Start of Dataset excerpts

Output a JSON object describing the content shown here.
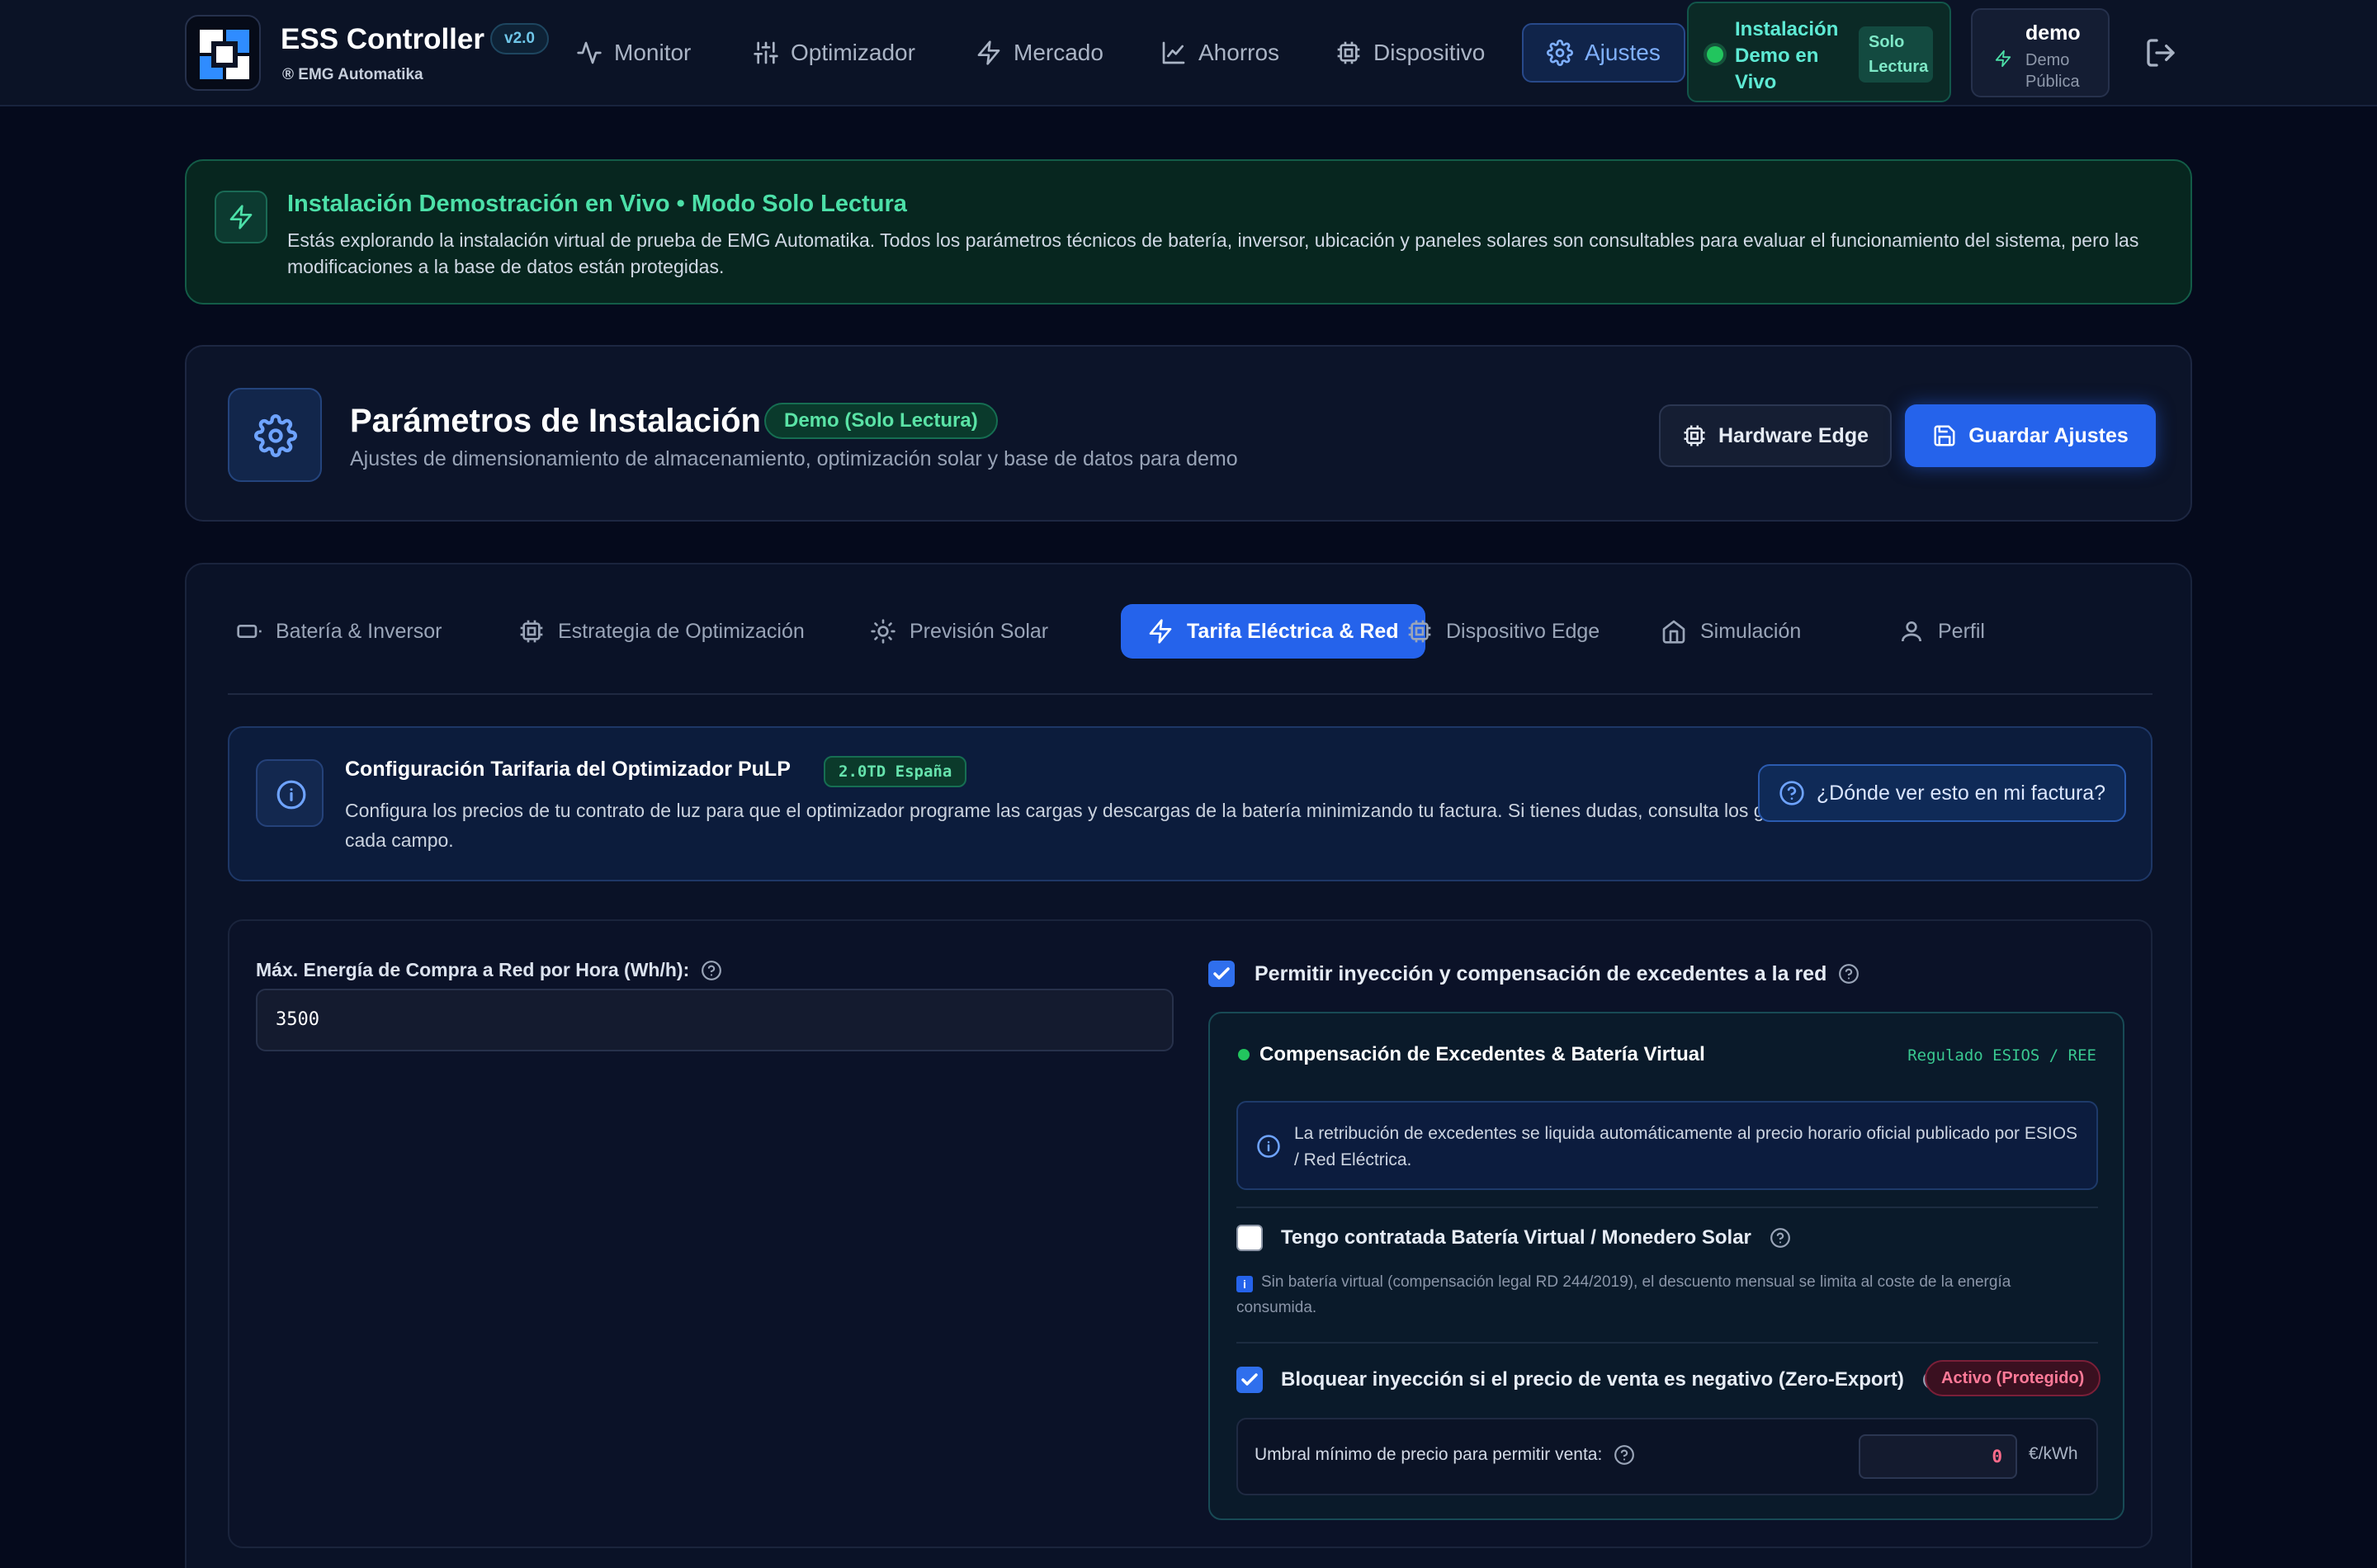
{
  "app": {
    "title": "ESS Controller",
    "version": "v2.0",
    "company": "® EMG Automatika"
  },
  "nav": {
    "items": [
      {
        "label": "Monitor",
        "icon": "activity-icon"
      },
      {
        "label": "Optimizador",
        "icon": "sliders-icon"
      },
      {
        "label": "Mercado",
        "icon": "zap-icon"
      },
      {
        "label": "Ahorros",
        "icon": "chart-line-icon"
      },
      {
        "label": "Dispositivo",
        "icon": "cpu-icon"
      },
      {
        "label": "Ajustes",
        "icon": "gear-icon",
        "active": true
      }
    ],
    "demo_status": "Instalación Demo en Vivo",
    "demo_mode": "Solo Lectura",
    "user_name": "demo",
    "user_role": "Demo Pública"
  },
  "banner": {
    "title": "Instalación Demostración en Vivo • Modo Solo Lectura",
    "description": "Estás explorando la instalación virtual de prueba de EMG Automatika. Todos los parámetros técnicos de batería, inversor, ubicación y paneles solares son consultables para evaluar el funcionamiento del sistema, pero las modificaciones a la base de datos están protegidas."
  },
  "header": {
    "title": "Parámetros de Instalación",
    "badge": "Demo (Solo Lectura)",
    "subtitle": "Ajustes de dimensionamiento de almacenamiento, optimización solar y base de datos para demo",
    "hardware_button": "Hardware Edge",
    "save_button": "Guardar Ajustes"
  },
  "tabs": [
    {
      "label": "Batería & Inversor",
      "icon": "battery-icon"
    },
    {
      "label": "Estrategia de Optimización",
      "icon": "cpu-icon"
    },
    {
      "label": "Previsión Solar",
      "icon": "sun-icon"
    },
    {
      "label": "Tarifa Eléctrica & Red",
      "icon": "zap-icon",
      "active": true
    },
    {
      "label": "Dispositivo Edge",
      "icon": "cpu-icon"
    },
    {
      "label": "Simulación",
      "icon": "home-icon"
    },
    {
      "label": "Perfil",
      "icon": "user-icon"
    }
  ],
  "info": {
    "title": "Configuración Tarifaria del Optimizador PuLP",
    "badge": "2.0TD España",
    "description_part1": "Configura los precios de tu contrato de luz para que el optimizador programe las cargas y descargas de la batería minimizando tu factura. Si tienes dudas, consulta los globos de ayuda",
    "description_part2": "en cada campo.",
    "invoice_button": "¿Dónde ver esto en mi factura?"
  },
  "form": {
    "max_purchase_label": "Máx. Energía de Compra a Red por Hora (Wh/h):",
    "max_purchase_value": "3500",
    "allow_injection_label": "Permitir inyección y compensación de excedentes a la red",
    "allow_injection_checked": true,
    "compensation": {
      "title": "Compensación de Excedentes & Batería Virtual",
      "tag": "Regulado ESIOS / REE",
      "esios_note": "La retribución de excedentes se liquida automáticamente al precio horario oficial publicado por ESIOS / Red Eléctrica.",
      "virtual_battery_label": "Tengo contratada Batería Virtual / Monedero Solar",
      "virtual_battery_checked": false,
      "virtual_battery_note_icon": "i",
      "virtual_battery_note": "Sin batería virtual (compensación legal RD 244/2019), el descuento mensual se limita al coste de la energía consumida.",
      "zero_export_label": "Bloquear inyección si el precio de venta es negativo (Zero-Export)",
      "zero_export_checked": true,
      "zero_export_badge": "Activo (Protegido)",
      "threshold_label": "Umbral mínimo de precio para permitir venta:",
      "threshold_value": "0",
      "threshold_unit": "€/kWh"
    }
  },
  "colors": {
    "background": "#050a1c",
    "accent": "#2563eb",
    "success": "#22c55e",
    "danger": "#ff7a98"
  }
}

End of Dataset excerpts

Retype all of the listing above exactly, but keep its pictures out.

Output a JSON object describing the content shown here.
{
  "app": {
    "title": "ESS Controller",
    "version": "v2.0",
    "company": "® EMG Automatika"
  },
  "nav": {
    "items": [
      {
        "label": "Monitor",
        "icon": "activity-icon"
      },
      {
        "label": "Optimizador",
        "icon": "sliders-icon"
      },
      {
        "label": "Mercado",
        "icon": "zap-icon"
      },
      {
        "label": "Ahorros",
        "icon": "chart-line-icon"
      },
      {
        "label": "Dispositivo",
        "icon": "cpu-icon"
      },
      {
        "label": "Ajustes",
        "icon": "gear-icon",
        "active": true
      }
    ],
    "demo_status": "Instalación Demo en Vivo",
    "demo_mode": "Solo Lectura",
    "user_name": "demo",
    "user_role": "Demo Pública"
  },
  "banner": {
    "title": "Instalación Demostración en Vivo • Modo Solo Lectura",
    "description": "Estás explorando la instalación virtual de prueba de EMG Automatika. Todos los parámetros técnicos de batería, inversor, ubicación y paneles solares son consultables para evaluar el funcionamiento del sistema, pero las modificaciones a la base de datos están protegidas."
  },
  "header": {
    "title": "Parámetros de Instalación",
    "badge": "Demo (Solo Lectura)",
    "subtitle": "Ajustes de dimensionamiento de almacenamiento, optimización solar y base de datos para demo",
    "hardware_button": "Hardware Edge",
    "save_button": "Guardar Ajustes"
  },
  "tabs": [
    {
      "label": "Batería & Inversor",
      "icon": "battery-icon"
    },
    {
      "label": "Estrategia de Optimización",
      "icon": "cpu-icon"
    },
    {
      "label": "Previsión Solar",
      "icon": "sun-icon"
    },
    {
      "label": "Tarifa Eléctrica & Red",
      "icon": "zap-icon",
      "active": true
    },
    {
      "label": "Dispositivo Edge",
      "icon": "cpu-icon"
    },
    {
      "label": "Simulación",
      "icon": "home-icon"
    },
    {
      "label": "Perfil",
      "icon": "user-icon"
    }
  ],
  "info": {
    "title": "Configuración Tarifaria del Optimizador PuLP",
    "badge": "2.0TD España",
    "description_part1": "Configura los precios de tu contrato de luz para que el optimizador programe las cargas y descargas de la batería minimizando tu factura. Si tienes dudas, consulta los globos de ayuda",
    "description_part2": "en cada campo.",
    "invoice_button": "¿Dónde ver esto en mi factura?"
  },
  "form": {
    "max_purchase_label": "Máx. Energía de Compra a Red por Hora (Wh/h):",
    "max_purchase_value": "3500",
    "allow_injection_label": "Permitir inyección y compensación de excedentes a la red",
    "allow_injection_checked": true,
    "compensation": {
      "title": "Compensación de Excedentes & Batería Virtual",
      "tag": "Regulado ESIOS / REE",
      "esios_note": "La retribución de excedentes se liquida automáticamente al precio horario oficial publicado por ESIOS / Red Eléctrica.",
      "virtual_battery_label": "Tengo contratada Batería Virtual / Monedero Solar",
      "virtual_battery_checked": false,
      "virtual_battery_note_icon": "i",
      "virtual_battery_note": "Sin batería virtual (compensación legal RD 244/2019), el descuento mensual se limita al coste de la energía consumida.",
      "zero_export_label": "Bloquear inyección si el precio de venta es negativo (Zero-Export)",
      "zero_export_checked": true,
      "zero_export_badge": "Activo (Protegido)",
      "threshold_label": "Umbral mínimo de precio para permitir venta:",
      "threshold_value": "0",
      "threshold_unit": "€/kWh"
    }
  },
  "colors": {
    "background": "#050a1c",
    "accent": "#2563eb",
    "success": "#22c55e",
    "danger": "#ff7a98"
  }
}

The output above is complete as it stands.